The study will be a part of City Manager Wally Bobkiewicz’s “Roadmap for the Arts,” a proposal presented at the May 21 meeting. Plans include bringing arts organizations and other parties together to collaborate and create a vision for the future of arts in Evanston. “I don’t want us always to model the best practice, I want us to BE the best practice,” said Mr. Bobkiewicz. Evanston should not only rival Palo Alto, Austin, Cambridge and other cities in devotion to the arts, but do so in a way that is uniquely Evanston.
The Evanston Community Foundation, the City’s Arts Council, arts organizations, the City, and other private entities should be involved in creating the road map. Expect news and announcements in the future.
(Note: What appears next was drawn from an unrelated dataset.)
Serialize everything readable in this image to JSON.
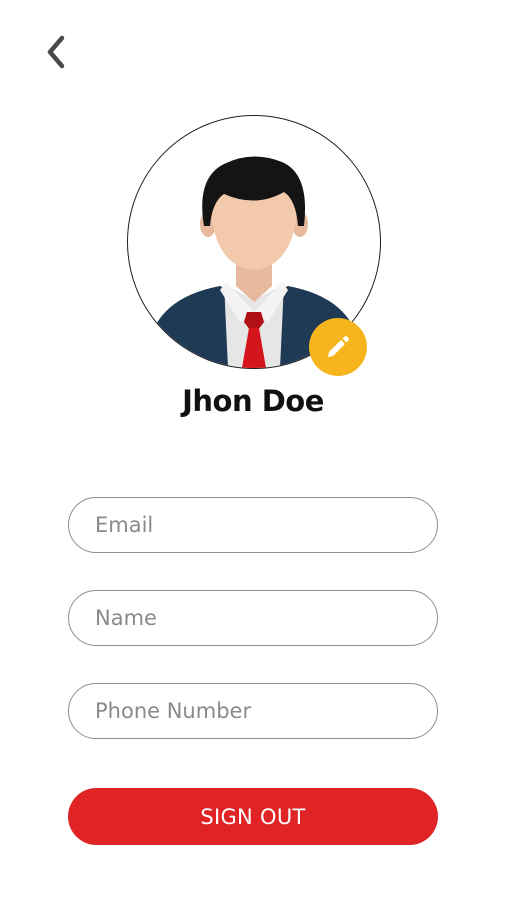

The Emerson Square Development continues to progress. Council approved a measure that will result in the purchase of 1600 Foster, the Bishop Freeman property, as part of the NSP II project at Emerson Square. The cost is $1.5 million, which comes out of the $18.15 million awarded for the project by the federal government. Included in the budget is an environmental remediation of various chemical compounds consistent with manufacturing practices. The budgeted cost of remediation will be $800,000 to $1.2 million, and that amount is already accounted for according to David Brint of Brinshore Development – the developer building the project.
Parking in your front yard is rare in Evanston, but an exception may be near for a home on Lincolnwood. Ald. Tendam said that he studied the project and that there is no good way to park elsewhere given the lack of alley access and the lot configuration. The homeowner wants to convert an existing garage into living space and move parking to the front yard. But Ald. Tendam’s suggestion that Council suspend the rules requiring two readings and pass the variance immediately failed with Alderman Judy Fiske, 1st ward, objected. Suspension of the rules requires a unanimous vote. The neighbors should have one more chance the weigh in, said Ald. Fiske.
Two crusty veteran topics returned, only to wait further amendment. A proposal seeking to limit home based businesses passed out of committee but will return for further amendment. Likewise, the bed and breakfast amendments passed, but will return to planning and development after further amendment. Look for further developments in the coming weeks.
An ordinance increasing one day liquor license fees from $100 to $150 in most cases passed by a narrow 5-4 vote. Ald. Grover urged a no vote, saying that many entities getting such passes were small not-for-profits. But Ald. Rainey urged a yes vote, saying that one-day licenses allowed the non-profits to sell liquor. They can increase prices to cover the added fee. Ald. Rainey prevails. Staff estimates the change will add a bit under $3,000 to City coffers.
Chicken and Waffles are coming to Dempster as Council passed a package of economic development loans for the new restaurant. Theloans total $200,000 for the adaptive reuse of a building at 2424 Dempster.
Council approved a resolution urging a constitutional amendment that would overturn the Supreme Court’s ruling in Citizen’s United. The resolution seeks a change in current law that essentially equates corporations and other organization with persons capable of protected free speech, and equates spending money by contributing to political campaigns with free speech.
Finally, Constellation Energy appeared before Council to announce progress on electricity aggregation. Residents and small businesses should be given the option of opting out of the plan soon. The lower power rates for those who stay in the program should hit in late July or early August.